Coalition Air Component ‘Remains Strong,’ General Says
By John J. Kruzel
American Forces Press Service
WASHINGTON, Nov. 4, 2007 The coalition air component in Iraq “remains strong,” airlifting supplies and troops, providing surveillance and assisting ground forces with kinetic support, a senior Air Force officer in Iraq said today. (Video)
During a news conference with reporters in Baghdad, Air Force Maj. Gen. David M. Edgington, director of Multinational Force Iraq’s Air Component Coordination Element, referred to air lift forces as “the backbone of the air component.”
“The number of pallets that we bring into this country keep at least 100 vehicles off the roads every day that would otherwise be delivered via convoys,” he said. “This keeps the risk to the coalition forces down by avoiding those trucks being on the road.”
The air lift component is also responsible for transporting some 3,500 soldiers, sailors, airmen and Marines into theater per day. Edgington said air forces delivered 5,500 troops in one day last month, the highest number since Operation Iraqi Freedom began.
The general said air lift forces play a vital role by providing medical evacuations of injured servicemembers, calling their success rate “very noteworthy.”
“For any of the injured troops – coalition troops, Iraqi security forces as well as civilians – if we can get them to a regional cache within one hour, we have a 98 percent survival rate,” he said, noting that the high survival rate is also a credit to coalition medics.
The 24-hour-a-day requirements placed on the air component create significant demand for fuel. Aircraft involved in operations over Iraq and Afghanistan use an average of 3.5 million gallons of gas per day, Edgington said.
Intelligence, surveillance and reconnaissance are essential operations provided by the air component. Army Gen. David H. Petraeus, commander of Multinational Force Iraq, placed greater demand on surveillance when he requested the U.S. Air Force to accelerate its Unmanned Aerial Vehicle, or UAV, capability. Defense Secretary Robert M. Gates approved the request.
“The United States Air Force has accelerated by one year with the deployment of several Predator (UAV) systems,” Edgington said. “In fact, this week we are increasing our capability of the Predators overhead in Iraq in support of the mission here.”
In terms of kinetic support, the air component has maintained a “robust presence” throughout the troop surge, synchronizing air and land efforts, the general said.
Compared to previous years of Operation Iraqi Freedom, the air component this year has dropped four times the number of munitions. This month, however, Edgington said there has been a marked decline. The general said the decreased need for air support suggests improved conditions on the ground.
“The security system is such that we are noticing that from the air as well.

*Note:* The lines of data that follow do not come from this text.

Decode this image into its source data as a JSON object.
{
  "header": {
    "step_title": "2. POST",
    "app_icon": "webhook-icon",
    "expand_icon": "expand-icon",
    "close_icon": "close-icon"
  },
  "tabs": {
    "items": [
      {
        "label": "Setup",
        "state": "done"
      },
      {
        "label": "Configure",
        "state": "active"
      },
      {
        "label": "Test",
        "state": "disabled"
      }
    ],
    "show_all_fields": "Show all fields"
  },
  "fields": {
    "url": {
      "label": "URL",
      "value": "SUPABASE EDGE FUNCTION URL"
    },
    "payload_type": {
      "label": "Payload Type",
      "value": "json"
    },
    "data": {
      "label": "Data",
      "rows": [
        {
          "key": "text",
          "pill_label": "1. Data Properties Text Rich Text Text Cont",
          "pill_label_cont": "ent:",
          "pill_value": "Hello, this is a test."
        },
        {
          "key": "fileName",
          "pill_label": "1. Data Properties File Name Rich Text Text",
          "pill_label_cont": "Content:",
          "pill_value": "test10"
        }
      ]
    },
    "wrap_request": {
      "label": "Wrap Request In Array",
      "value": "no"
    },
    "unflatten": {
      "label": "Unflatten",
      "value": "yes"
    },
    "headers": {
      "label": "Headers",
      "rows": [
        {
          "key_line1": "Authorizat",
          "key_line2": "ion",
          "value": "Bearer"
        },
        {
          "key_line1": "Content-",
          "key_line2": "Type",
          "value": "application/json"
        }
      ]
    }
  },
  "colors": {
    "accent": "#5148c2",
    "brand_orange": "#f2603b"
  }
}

We are having less calls for kinetic operations,” he said. “We’re still there, we’re still available to do that as necessary as called for by the ground commander, but there is a significant reduction in the number of weapons that have been called for.”